Expungement in New York: How Close is it to Becoming Reality?
Criminal proceedings can be exhausting. These types of cases are taxing on individuals charged with a crime, along with their families, reputations, and futures. For anyone that’s been charged with a crime, the possibility of expungement gives new hope. Expungement is the process where a criminal conviction record is effectively sealed, also known as “setting aside a criminal conviction.” Criminal records are often searched upon seeking new employment. A previous criminal record could mean the difference between beginning a new career and staying stagnant. Unfortunately, New York has no expungement law as of yet.
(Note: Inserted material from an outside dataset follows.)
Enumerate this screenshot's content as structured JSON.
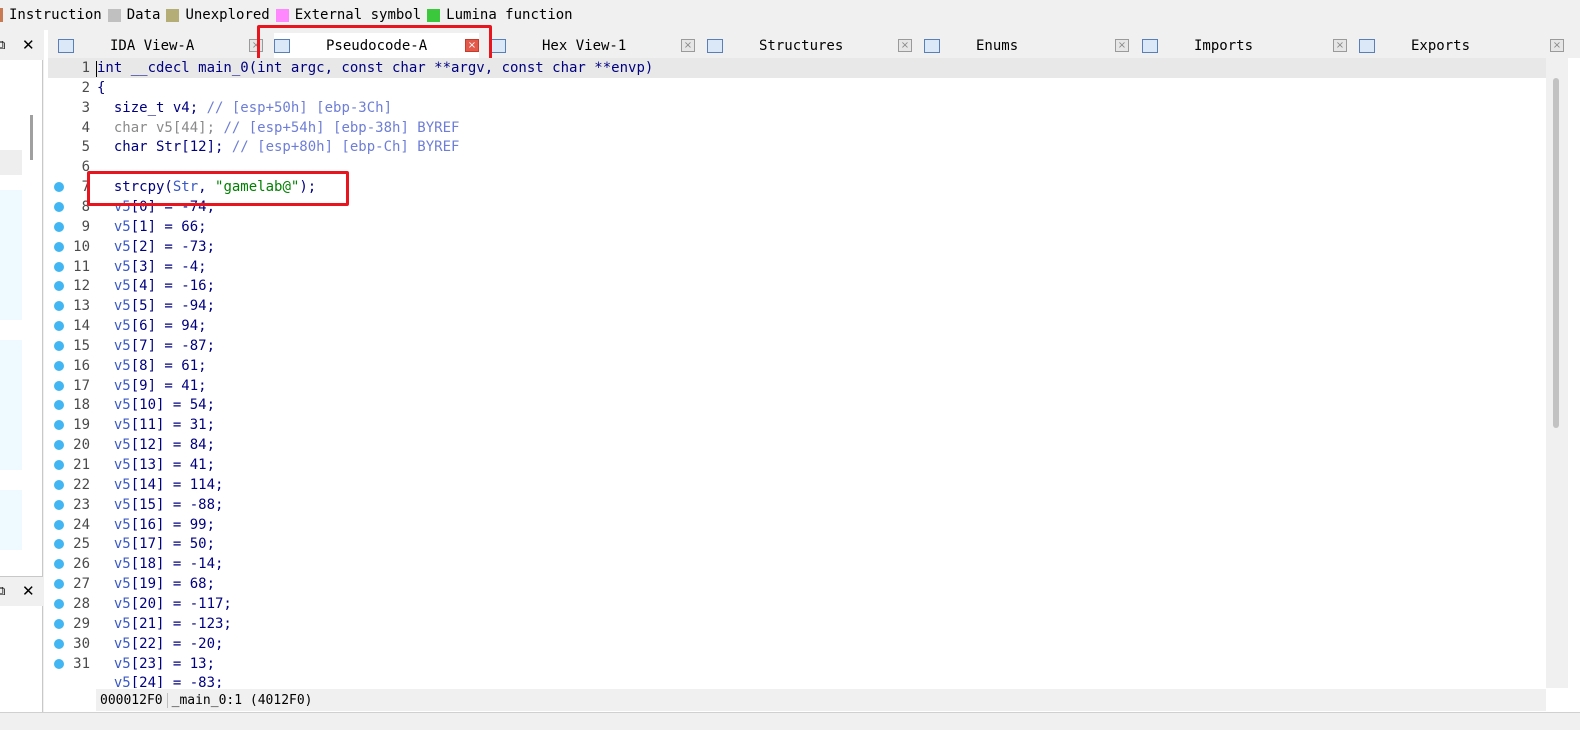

In very limited circumstances, a conviction record can be sealed. For instance, records have the potential to be sealed for drug offense convictions, or for individuals that completed a judicial diversion program, Drug Treatment Alternative to Prison program, or other similar program specified under CPL 160.58. Sealing records is an effective and powerful tool. New York’s highest court, the Court of Appeals, has previously held that sealed records cannot be unsealed for purposes of sentencing, for employment disciplinary hearings, or even eviction proceedings.
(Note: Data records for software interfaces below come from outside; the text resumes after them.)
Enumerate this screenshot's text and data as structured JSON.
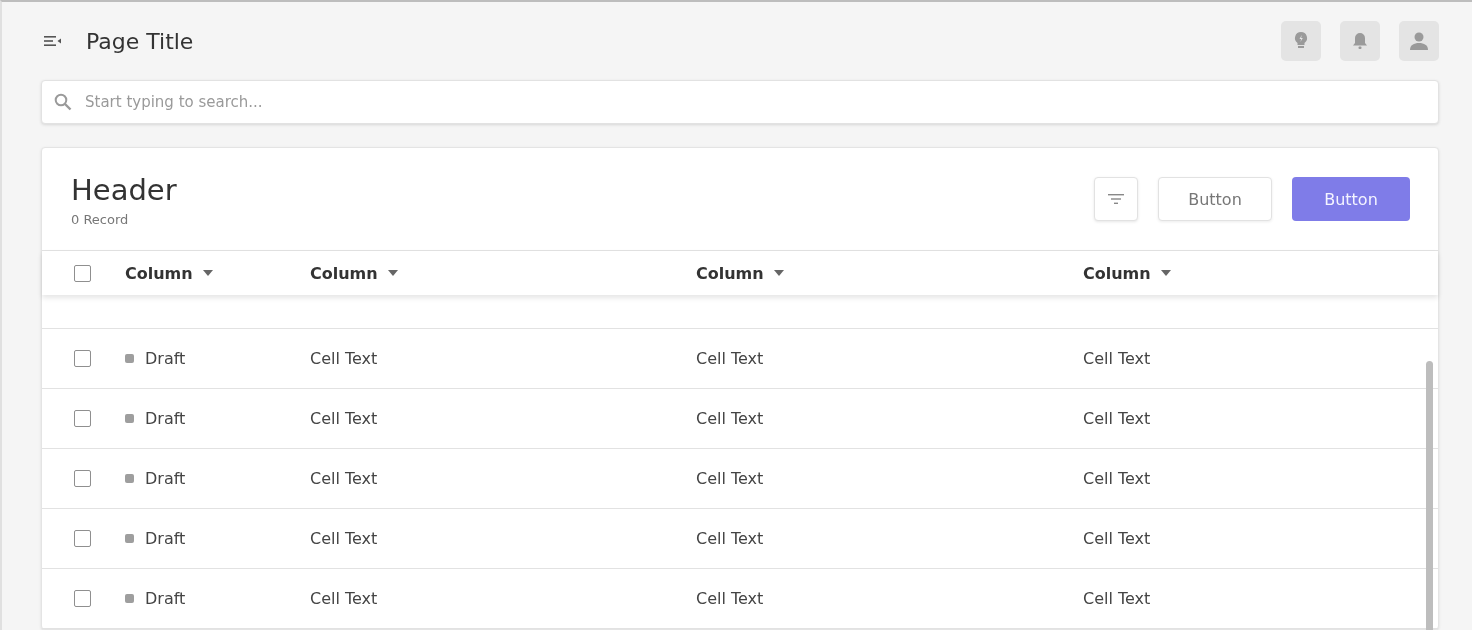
{
  "page_title": "Page Title",
  "search": {
    "placeholder": "Start typing to search..."
  },
  "card": {
    "header": "Header",
    "record_count": "0 Record",
    "buttons": [
      {
        "label": "Button",
        "kind": "secondary"
      },
      {
        "label": "Button",
        "kind": "primary"
      }
    ]
  },
  "table": {
    "select_all_checked": false,
    "columns": [
      {
        "label": "Column"
      },
      {
        "label": "Column"
      },
      {
        "label": "Column"
      },
      {
        "label": "Column"
      }
    ],
    "rows": [
      {
        "checked": false,
        "cells": [
          "Draft",
          "Cell Text",
          "Cell Text",
          "Cell Text"
        ]
      },
      {
        "checked": false,
        "cells": [
          "Draft",
          "Cell Text",
          "Cell Text",
          "Cell Text"
        ]
      },
      {
        "checked": false,
        "cells": [
          "Draft",
          "Cell Text",
          "Cell Text",
          "Cell Text"
        ]
      },
      {
        "checked": false,
        "cells": [
          "Draft",
          "Cell Text",
          "Cell Text",
          "Cell Text"
        ]
      },
      {
        "checked": false,
        "cells": [
          "Draft",
          "Cell Text",
          "Cell Text",
          "Cell Text"
        ]
      }
    ]
  }
}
Although there is no expungement statute in New York, lawyers, judges, politicians, and policymakers recognize the fact that other jurisdictions have such a law. The question remains: should an individual be continuously punished for committing a non-violent offense years after the conviction? Or, simply: can people change? Criminal law functions in several different respects: laws typically penalize, discourage, or rehabilitate. If an individual commits a crime and suffers the consequences, whether it is community service, a monetary fine, or prison time, the effects of the conviction can haunt the individual every time his or her records are searched. Chief Judge Jonathan Lippman has proposed new legislation in an effort to make New York’s criminal history record policies fairer and more rational. While many criminal defense professionals favor the policy change, others fear that these changes will diminish the effect of deterrence that laws have on individuals deciding whether they should commit a crime or not. If an individual knows that criminal records can potentially be sealed, will that encourage them to commit a crime? Or will this level the playing field for good people that are suffering the longstanding effects of a conviction that is already several years old?
Chief Judge Lippman’s proposal also responds to inquiries regarding the sale of criminal background information. The Judge has stated that “beginning April 1 st, when the office of Court Administration responds to requests for electronic searches of criminal record information, it will no longer list misdemeanor convictions of individuals who have no other previous criminal convictions and who have not been rearrested within 10 years of the date of the conviction.” This policy rewards years of good behavior for individuals that may have committed a crime in the past, but have since changed their ways.
While hope for new expungement legislation is on the horizon, the outlook remains uncertain since some type of expungement and sealing legislation has been introduced in every session of Congress since 2004. Do you think it’s time for New York to adopt a “Second Chance Law”?
The Long Island Criminal Defense Attorneys at Schalk, Ciaccio & Kahn continue to monitor the current legislation pending in New York as it pertains to expungement and will update our site and social media pages as information comes down on these potential landmark changes to the criminal justice system.